Lake Bemidji Dragon Boat Festival: Exciting event for teams, spectators
Try to find a good parking space during the Lake Bemidji Dragon Boat Festival. Go on. Just try.
Cars were lined up and down the streets surrounding the Bemidji waterfront Saturday, Aug. 6, as 75 teams raced in the Lake Bemidji Dragon Boat Festival. Library Park was packed with team tents while hundreds of spectators navigated through the chaos in hopes of finding an area to clearly see the waves of dragon boats racing each other.
In the large crowd forming around the waterfront, Chris Westlund ate cheese curds and cheered on the teams.
“It’s really about the competitive nature of the event,” he said.
Bemidji’s moody weather quickened the race schedule so the races would finish before rain came. Regardless of the rush, an air of excitement settled on the participants and audience as race after race was announced on the loud speaker.
As festival goers walked through the jumbled maze of team tents, their eyes might be caught by the glittering stars and purple banners of the North Stars, from REM North Star, Inc. Headed by team captain Julie Rubey, the North Stars were light hearted and easy going. Team members ate freshly grilled hot dog and hamburgers as they sat around a large picnic table, talking about their first race.
“First in the heat” was a phrase being enthusiastically tossed around.
“It’s thrilling, and it’s our first year here,” said Phil Godel, REM housing program director.
REM housing provides service options for people with disabilities, and serves more than 400 people in their region.
“All of our decorations are made by clients,” said Godel. “We are pretty happy to be here.”
Teams flashed their different colors, some decorating their tents, others going as far as to decorate themselves.
This gusto rang true for the Pachamama Paddlers, who donned colorful face paint to show their team spirit.
The Pachamama Paddlers from the Bemidji-based Indigenous Environmental Network raced for their first time at Lake Bemidji Dragon Boat Festival.
The Indigenous Environmental Network strives to create environmental justice in communities so that they stay healthy and safe.
“It’s so much fun to be here,” said team captain Simone Senogles. “I can’t believe how many people are here.”
Although a first-year team, the Pachamamas were hyped for the races.
“The energy is high here,” said Senogles. “You can feel it.”
For many, the Lake Bemidji Dragon Boat Festival is the first, if not only, dragon boat race they have attended.
The River City Dragons, however, are comfortable with the dragon boat racing scene.
Hailing from Winnipeg, Manitoba, the River City Dragons have competed in the World Champion Dragon Boat races, held in Toronto.
“We race nationally.
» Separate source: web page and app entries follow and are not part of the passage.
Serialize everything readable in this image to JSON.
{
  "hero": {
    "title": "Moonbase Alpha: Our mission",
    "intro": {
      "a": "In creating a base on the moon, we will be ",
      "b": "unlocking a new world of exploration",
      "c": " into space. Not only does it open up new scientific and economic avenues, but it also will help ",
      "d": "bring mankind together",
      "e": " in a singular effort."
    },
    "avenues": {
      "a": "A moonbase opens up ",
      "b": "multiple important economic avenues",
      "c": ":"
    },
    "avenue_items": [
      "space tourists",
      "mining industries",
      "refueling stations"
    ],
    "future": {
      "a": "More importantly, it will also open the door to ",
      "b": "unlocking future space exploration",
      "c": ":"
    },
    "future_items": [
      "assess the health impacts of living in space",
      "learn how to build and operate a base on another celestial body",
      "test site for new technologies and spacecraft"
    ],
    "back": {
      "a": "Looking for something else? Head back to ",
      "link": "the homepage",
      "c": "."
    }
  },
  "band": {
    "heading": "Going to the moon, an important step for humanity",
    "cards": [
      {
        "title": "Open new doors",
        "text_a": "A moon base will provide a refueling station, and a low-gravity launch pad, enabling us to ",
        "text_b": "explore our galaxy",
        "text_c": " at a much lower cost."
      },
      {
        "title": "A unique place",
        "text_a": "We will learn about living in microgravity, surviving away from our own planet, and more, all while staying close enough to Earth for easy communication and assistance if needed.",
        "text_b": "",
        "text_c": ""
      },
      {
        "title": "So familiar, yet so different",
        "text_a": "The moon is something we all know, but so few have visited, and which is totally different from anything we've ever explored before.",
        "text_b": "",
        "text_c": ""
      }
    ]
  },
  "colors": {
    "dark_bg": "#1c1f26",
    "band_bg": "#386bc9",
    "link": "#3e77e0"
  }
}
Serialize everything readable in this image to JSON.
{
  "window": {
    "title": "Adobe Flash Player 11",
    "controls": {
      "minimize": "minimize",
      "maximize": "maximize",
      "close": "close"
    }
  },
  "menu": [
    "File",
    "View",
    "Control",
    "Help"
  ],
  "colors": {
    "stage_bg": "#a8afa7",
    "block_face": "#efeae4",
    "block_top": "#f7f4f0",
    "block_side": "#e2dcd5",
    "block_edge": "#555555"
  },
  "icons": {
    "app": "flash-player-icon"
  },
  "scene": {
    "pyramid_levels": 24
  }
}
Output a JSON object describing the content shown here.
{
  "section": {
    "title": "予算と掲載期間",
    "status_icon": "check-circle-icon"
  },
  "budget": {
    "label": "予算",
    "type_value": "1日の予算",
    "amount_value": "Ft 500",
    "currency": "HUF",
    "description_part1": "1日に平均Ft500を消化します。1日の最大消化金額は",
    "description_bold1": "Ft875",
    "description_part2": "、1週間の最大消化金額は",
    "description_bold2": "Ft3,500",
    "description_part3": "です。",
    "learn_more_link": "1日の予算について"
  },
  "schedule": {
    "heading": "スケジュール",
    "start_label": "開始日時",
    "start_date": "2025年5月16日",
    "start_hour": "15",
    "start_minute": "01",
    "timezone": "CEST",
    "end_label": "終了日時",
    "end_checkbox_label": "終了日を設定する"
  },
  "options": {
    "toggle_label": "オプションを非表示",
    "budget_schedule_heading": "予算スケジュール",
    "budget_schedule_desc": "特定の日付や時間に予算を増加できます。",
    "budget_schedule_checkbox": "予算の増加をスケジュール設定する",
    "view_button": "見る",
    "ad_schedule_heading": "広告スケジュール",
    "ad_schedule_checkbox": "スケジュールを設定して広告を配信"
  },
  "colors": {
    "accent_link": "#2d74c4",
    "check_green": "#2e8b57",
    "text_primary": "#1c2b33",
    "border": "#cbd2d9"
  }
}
We race internationally,” said Norm Woodbeck.
Part of the Manitoba Paddling Association, Woodbeck and other teammates have been coming to the Lake Bemidji Dragon Boat Festival for five years.
“It’s a good place to compete. That’s why we keep coming back,” said Woodbeck.